Botox, Dysport and Xeomin are the 3 botulinum toxins approved for cosmetic use in the US. They all work in the same way, at the presynaptic terminal blocking the release of acetylcholine - making the nerve temporarily unable to communicate with the muscle. It is broken down as a protein in our body with liver metabolism. Effects are temporary, and repeated use serves to take tension off of your skin, relaxing lines and wrinkles.

To ensure you are receiving the highest level of care, seek out a modernly trained, new-school dermatologic surgeon, oculoplastic surgeon, facial plastic surgeon or plastic surgeon who is board certified and fellowship trained in one of these "core four" cosmetic specialties. Membership in organizations like the American Academy of Facial Plastic and Reconstructive Surgery help to identify a highly trained surgeon.

Cameron Chesnut

#realself500 Physician

Cameron Chesnut, MD, FAAD, FACMS
Spokane Dermatologic Surgeon
4.9 out of 5 stars 104 reviews

Botox Safety

Botox is very safe.  The FDA has very tough standards to approve medications.  The Botox reminas within the treated area and should not migrate to other body areas.

Steven Wallach, MD
New York Plastic Surgeon
4.1 out of 5 stars 28 reviews

Botox is powerful but safe

 

Botox is a very powerful but safe medication. It is a very weak and dilute version of botulinum toxin. When Botox is administered directly under the skin or on the surface of muscle it will diffuse approximately 3 cm. 

Pat Pazmino, MD, FACS
Miami Plastic Surgeon
4.7 out of 5 stars 101 reviews

Is Botox Safe?

Hi Gale,

We think the study you reference is related to animals and not humans. The injection sites and doses for this study are different than for the Botox you would receive. Botox has been studied and used extensively for years and has a safer profile than the common aspirin.

Periodically we have patients feel light headed and nauseous during and after injections. While we have not determined if this is related to anxiety, pain or some other issue, we do recognize that it occurs sometimes. Patients recover from this fairly quickly after resting for a few minutes.

Harold J. Kaplan, MD
Los Angeles Facial Plastic Surgeon
4.3 out of 5 stars 6 reviews

Botox is safe and effective when used properly

Botox has been used and studied extensively for a number of conditions from wrinkles to excessive sweating under the arms. The lab studies you are referrring to have been performed in rats and are not equivalent to the doses or sites used for humans.

Botox has a safe and effective track record. As always, research the individual who will be administering the Botox as well as their experiencing using this product.

David A. Robinson, MD
Munster Plastic Surgeon
4.7 out of 5 stars 42 reviews

Botox is very safe

I think you’re referring to an animal study and not humans.

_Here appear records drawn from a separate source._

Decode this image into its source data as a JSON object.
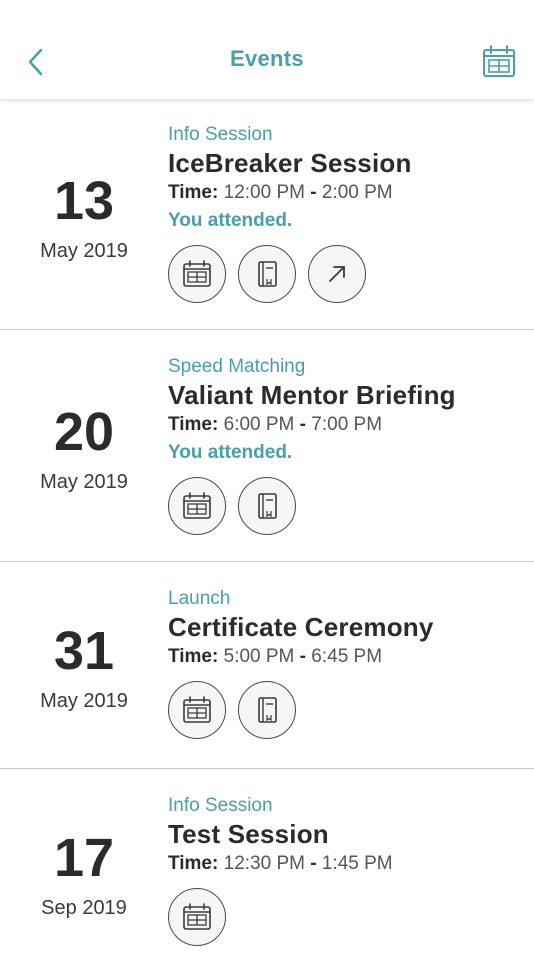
{
  "header": {
    "title": "Events",
    "back_icon": "chevron-left-icon",
    "calendar_icon": "calendar-icon",
    "accent_color": "#4a9fa8"
  },
  "events": [
    {
      "category": "Info Session",
      "title": "IceBreaker Session",
      "day": "13",
      "month_year": "May 2019",
      "time_label": "Time:",
      "start": "12:00 PM",
      "end": "2:00 PM",
      "status": "You attended.",
      "actions": [
        "calendar-icon",
        "notebook-icon",
        "external-link-icon"
      ]
    },
    {
      "category": "Speed Matching",
      "title": "Valiant Mentor Briefing",
      "day": "20",
      "month_year": "May 2019",
      "time_label": "Time:",
      "start": "6:00 PM",
      "end": "7:00 PM",
      "status": "You attended.",
      "actions": [
        "calendar-icon",
        "notebook-icon"
      ]
    },
    {
      "category": "Launch",
      "title": "Certificate Ceremony",
      "day": "31",
      "month_year": "May 2019",
      "time_label": "Time:",
      "start": "5:00 PM",
      "end": "6:45 PM",
      "status": "",
      "actions": [
        "calendar-icon",
        "notebook-icon"
      ]
    },
    {
      "category": "Info Session",
      "title": "Test Session",
      "day": "17",
      "month_year": "Sep 2019",
      "time_label": "Time:",
      "start": "12:30 PM",
      "end": "1:45 PM",
      "status": "",
      "actions": [
        "calendar-icon"
      ]
    }
  ]
}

Botox is very safe as it has been used for more than 30 years at high doses for neurology patients, much higher than that used for cosmetic purposes.

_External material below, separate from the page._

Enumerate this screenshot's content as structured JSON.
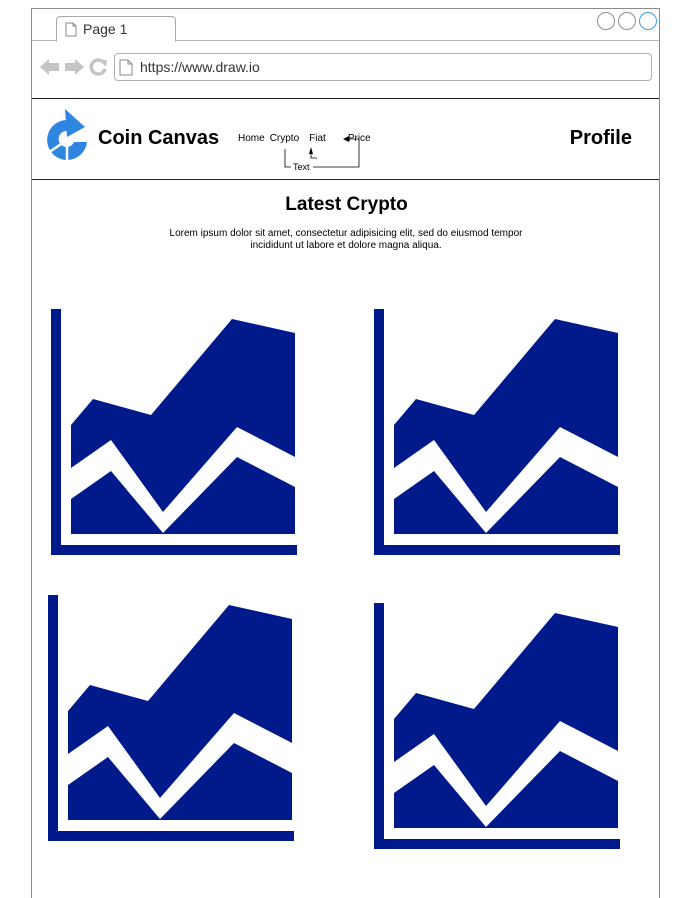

It is possible that if some Botox got in to a blood vessel that you might feel nauseated, or it is the technique of pain management during the delivery of the product that can cause this.

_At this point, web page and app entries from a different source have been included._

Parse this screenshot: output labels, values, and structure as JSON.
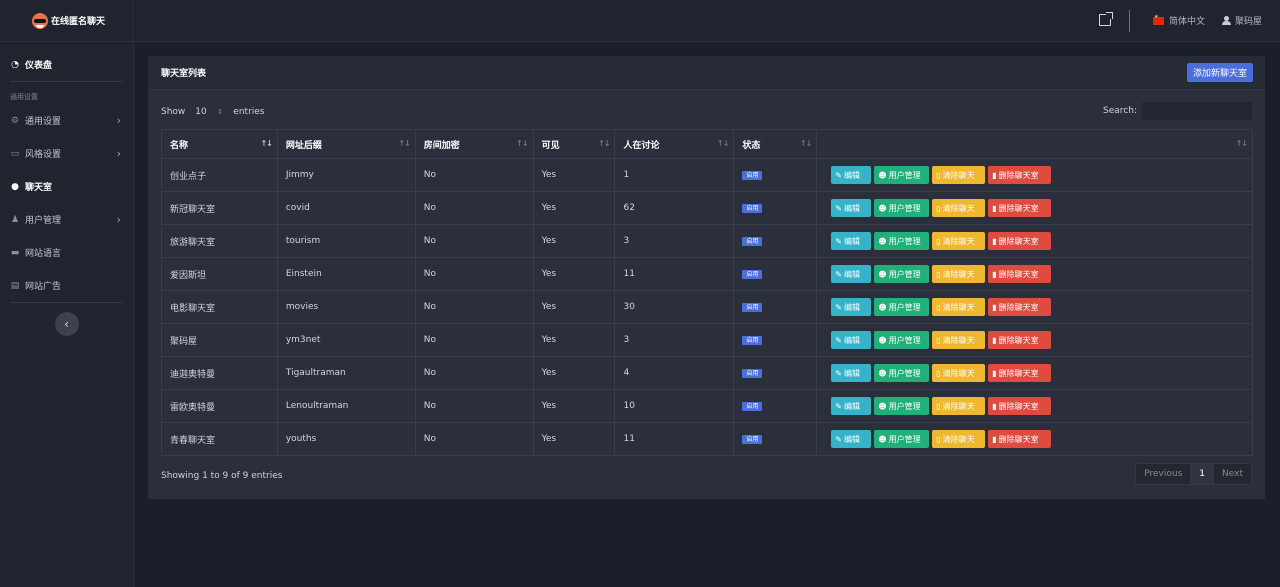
{
  "brand": {
    "name": "在线匿名聊天"
  },
  "sidebar": {
    "dashboard": "仪表盘",
    "section_label": "通用设置",
    "items": [
      {
        "label": "通用设置",
        "icon": "gear-icon"
      },
      {
        "label": "风格设置",
        "icon": "palette-icon"
      },
      {
        "label": "聊天室",
        "icon": "chat-icon"
      },
      {
        "label": "用户管理",
        "icon": "users-icon"
      },
      {
        "label": "网站语言",
        "icon": "keyboard-icon"
      },
      {
        "label": "网站广告",
        "icon": "ad-icon"
      }
    ]
  },
  "topbar": {
    "language": "简体中文",
    "user": "聚码屋"
  },
  "card": {
    "title": "聊天室列表",
    "add_button": "添加新聊天室"
  },
  "controls": {
    "show_label": "Show",
    "entries_value": "10",
    "entries_label": "entries",
    "search_label": "Search:"
  },
  "table": {
    "headers": [
      "名称",
      "网址后缀",
      "房间加密",
      "可见",
      "人在讨论",
      "状态",
      ""
    ],
    "status_badge": "启用",
    "actions": {
      "edit": "编辑",
      "users": "用户管理",
      "clear": "清除聊天",
      "delete": "删除聊天室"
    },
    "rows": [
      {
        "name": "创业点子",
        "slug": "Jimmy",
        "encrypted": "No",
        "visible": "Yes",
        "online": "1"
      },
      {
        "name": "新冠聊天室",
        "slug": "covid",
        "encrypted": "No",
        "visible": "Yes",
        "online": "62"
      },
      {
        "name": "旅游聊天室",
        "slug": "tourism",
        "encrypted": "No",
        "visible": "Yes",
        "online": "3"
      },
      {
        "name": "爱因斯坦",
        "slug": "Einstein",
        "encrypted": "No",
        "visible": "Yes",
        "online": "11"
      },
      {
        "name": "电影聊天室",
        "slug": "movies",
        "encrypted": "No",
        "visible": "Yes",
        "online": "30"
      },
      {
        "name": "聚码屋",
        "slug": "ym3net",
        "encrypted": "No",
        "visible": "Yes",
        "online": "3"
      },
      {
        "name": "迪迦奥特曼",
        "slug": "Tigaultraman",
        "encrypted": "No",
        "visible": "Yes",
        "online": "4"
      },
      {
        "name": "雷欧奥特曼",
        "slug": "Lenoultraman",
        "encrypted": "No",
        "visible": "Yes",
        "online": "10"
      },
      {
        "name": "青春聊天室",
        "slug": "youths",
        "encrypted": "No",
        "visible": "Yes",
        "online": "11"
      }
    ]
  },
  "footer": {
    "info": "Showing 1 to 9 of 9 entries",
    "previous": "Previous",
    "page": "1",
    "next": "Next"
  }
}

Ronald Shelton, MD
Manhattan Dermatologic Surgeon
4.9 out of 5 stars 37 reviews

Botox is among the safest of cosmetic procedures.

To Gale,

Hi! Botox has been in use for a number of years with an excellent safety track record. When it is used for medical indications (as opposed to cosmetic), much higher doses are used, and it is safe even then.

The worst thing that's likely to happen from Botox is a local and temporary problem, such as a droopy eyelid, and even this is very rare with an experienced injector.

George J. Beraka, MD (retired)
Manhattan Plastic Surgeon
4.8 out of 5 stars 9 reviews

These answers are for educational purposes and should not be relied upon as a substitute for medical advice you may receive from your physician. If you have a medical emergency, please call 911. These answers do not constitute or initiate a patient/doctor relationship.